What to work on: An exact copy of all the data below is needed.

Source records:
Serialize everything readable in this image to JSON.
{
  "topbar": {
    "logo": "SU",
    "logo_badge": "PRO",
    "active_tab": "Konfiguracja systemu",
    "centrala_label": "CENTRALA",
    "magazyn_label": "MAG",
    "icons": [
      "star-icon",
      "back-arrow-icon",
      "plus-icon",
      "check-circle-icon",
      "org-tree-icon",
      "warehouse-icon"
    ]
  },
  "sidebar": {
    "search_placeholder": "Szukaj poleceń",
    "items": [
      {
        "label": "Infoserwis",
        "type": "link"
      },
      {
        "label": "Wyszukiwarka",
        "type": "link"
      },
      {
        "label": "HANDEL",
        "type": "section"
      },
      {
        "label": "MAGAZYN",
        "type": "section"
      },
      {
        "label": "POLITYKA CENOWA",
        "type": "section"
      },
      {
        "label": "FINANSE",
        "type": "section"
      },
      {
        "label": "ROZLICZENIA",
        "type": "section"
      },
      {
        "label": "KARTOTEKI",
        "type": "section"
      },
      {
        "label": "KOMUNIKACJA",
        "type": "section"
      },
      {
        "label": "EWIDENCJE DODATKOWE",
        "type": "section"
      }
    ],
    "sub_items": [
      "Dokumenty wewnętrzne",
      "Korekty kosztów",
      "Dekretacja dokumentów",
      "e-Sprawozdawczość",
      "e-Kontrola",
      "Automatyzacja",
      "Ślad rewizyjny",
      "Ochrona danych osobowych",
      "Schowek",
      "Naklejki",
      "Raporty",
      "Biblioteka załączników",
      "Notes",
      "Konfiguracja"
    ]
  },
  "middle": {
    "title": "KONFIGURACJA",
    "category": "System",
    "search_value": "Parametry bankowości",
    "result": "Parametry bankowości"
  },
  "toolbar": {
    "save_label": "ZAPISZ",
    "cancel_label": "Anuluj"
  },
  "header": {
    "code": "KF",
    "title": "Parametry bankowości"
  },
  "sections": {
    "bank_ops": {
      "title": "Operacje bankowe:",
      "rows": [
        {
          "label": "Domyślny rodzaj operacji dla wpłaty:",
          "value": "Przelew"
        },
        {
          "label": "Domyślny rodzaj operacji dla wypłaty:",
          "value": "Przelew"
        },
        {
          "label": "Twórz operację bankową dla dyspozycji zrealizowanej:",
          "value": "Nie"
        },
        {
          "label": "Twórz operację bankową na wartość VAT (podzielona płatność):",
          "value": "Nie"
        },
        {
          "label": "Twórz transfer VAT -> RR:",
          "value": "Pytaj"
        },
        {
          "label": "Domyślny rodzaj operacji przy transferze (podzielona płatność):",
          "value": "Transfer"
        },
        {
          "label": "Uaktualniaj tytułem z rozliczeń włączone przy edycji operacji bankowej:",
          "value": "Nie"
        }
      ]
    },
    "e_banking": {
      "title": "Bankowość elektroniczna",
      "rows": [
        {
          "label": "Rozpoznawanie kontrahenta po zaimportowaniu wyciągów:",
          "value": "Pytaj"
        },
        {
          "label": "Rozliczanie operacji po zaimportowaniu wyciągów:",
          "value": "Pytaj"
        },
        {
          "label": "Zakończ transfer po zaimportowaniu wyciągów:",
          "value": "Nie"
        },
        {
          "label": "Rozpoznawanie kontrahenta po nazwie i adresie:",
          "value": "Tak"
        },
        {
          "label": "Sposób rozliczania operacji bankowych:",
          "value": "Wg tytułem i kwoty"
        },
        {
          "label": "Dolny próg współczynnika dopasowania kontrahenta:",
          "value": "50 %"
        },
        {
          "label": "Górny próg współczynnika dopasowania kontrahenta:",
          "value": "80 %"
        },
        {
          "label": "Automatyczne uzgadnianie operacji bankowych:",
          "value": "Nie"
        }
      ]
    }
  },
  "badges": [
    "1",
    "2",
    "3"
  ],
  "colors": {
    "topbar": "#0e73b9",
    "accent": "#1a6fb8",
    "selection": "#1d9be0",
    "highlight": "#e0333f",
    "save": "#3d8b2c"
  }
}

Response box:
Serialize everything readable in this image to JSON.
{
  "topbar": {
    "logo": "SU",
    "logo_badge": "PRO",
    "active_tab": "Konfiguracja systemu",
    "centrala_label": "CENTRALA",
    "magazyn_label": "MAG",
    "icons": [
      "star-icon",
      "back-arrow-icon",
      "plus-icon",
      "check-circle-icon",
      "org-tree-icon",
      "warehouse-icon"
    ]
  },
  "sidebar": {
    "search_placeholder": "Szukaj poleceń",
    "items": [
      {
        "label": "Infoserwis",
        "type": "link"
      },
      {
        "label": "Wyszukiwarka",
        "type": "link"
      },
      {
        "label": "HANDEL",
        "type": "section"
      },
      {
        "label": "MAGAZYN",
        "type": "section"
      },
      {
        "label": "POLITYKA CENOWA",
        "type": "section"
      },
      {
        "label": "FINANSE",
        "type": "section"
      },
      {
        "label": "ROZLICZENIA",
        "type": "section"
      },
      {
        "label": "KARTOTEKI",
        "type": "section"
      },
      {
        "label": "KOMUNIKACJA",
        "type": "section"
      },
      {
        "label": "EWIDENCJE DODATKOWE",
        "type": "section"
      }
    ],
    "sub_items": [
      "Dokumenty wewnętrzne",
      "Korekty kosztów",
      "Dekretacja dokumentów",
      "e-Sprawozdawczość",
      "e-Kontrola",
      "Automatyzacja",
      "Ślad rewizyjny",
      "Ochrona danych osobowych",
      "Schowek",
      "Naklejki",
      "Raporty",
      "Biblioteka załączników",
      "Notes",
      "Konfiguracja"
    ]
  },
  "middle": {
    "title": "KONFIGURACJA",
    "category": "System",
    "search_value": "Parametry bankowości",
    "result": "Parametry bankowości"
  },
  "toolbar": {
    "save_label": "ZAPISZ",
    "cancel_label": "Anuluj"
  },
  "header": {
    "code": "KF",
    "title": "Parametry bankowości"
  },
  "sections": {
    "bank_ops": {
      "title": "Operacje bankowe:",
      "rows": [
        {
          "label": "Domyślny rodzaj operacji dla wpłaty:",
          "value": "Przelew"
        },
        {
          "label": "Domyślny rodzaj operacji dla wypłaty:",
          "value": "Przelew"
        },
        {
          "label": "Twórz operację bankową dla dyspozycji zrealizowanej:",
          "value": "Nie"
        },
        {
          "label": "Twórz operację bankową na wartość VAT (podzielona płatność):",
          "value": "Nie"
        },
        {
          "label": "Twórz transfer VAT -> RR:",
          "value": "Pytaj"
        },
        {
          "label": "Domyślny rodzaj operacji przy transferze (podzielona płatność):",
          "value": "Transfer"
        },
        {
          "label": "Uaktualniaj tytułem z rozliczeń włączone przy edycji operacji bankowej:",
          "value": "Nie"
        }
      ]
    },
    "e_banking": {
      "title": "Bankowość elektroniczna",
      "rows": [
        {
          "label": "Rozpoznawanie kontrahenta po zaimportowaniu wyciągów:",
          "value": "Pytaj"
        },
        {
          "label": "Rozliczanie operacji po zaimportowaniu wyciągów:",
          "value": "Pytaj"
        },
        {
          "label": "Zakończ transfer po zaimportowaniu wyciągów:",
          "value": "Nie"
        },
        {
          "label": "Rozpoznawanie kontrahenta po nazwie i adresie:",
          "value": "Tak"
        },
        {
          "label": "Sposób rozliczania operacji bankowych:",
          "value": "Wg tytułem i kwoty"
        },
        {
          "label": "Dolny próg współczynnika dopasowania kontrahenta:",
          "value": "50 %"
        },
        {
          "label": "Górny próg współczynnika dopasowania kontrahenta:",
          "value": "80 %"
        },
        {
          "label": "Automatyczne uzgadnianie operacji bankowych:",
          "value": "Nie"
        }
      ]
    }
  },
  "badges": [
    "1",
    "2",
    "3"
  ],
  "colors": {
    "topbar": "#0e73b9",
    "accent": "#1a6fb8",
    "selection": "#1d9be0",
    "highlight": "#e0333f",
    "save": "#3d8b2c"
  }
}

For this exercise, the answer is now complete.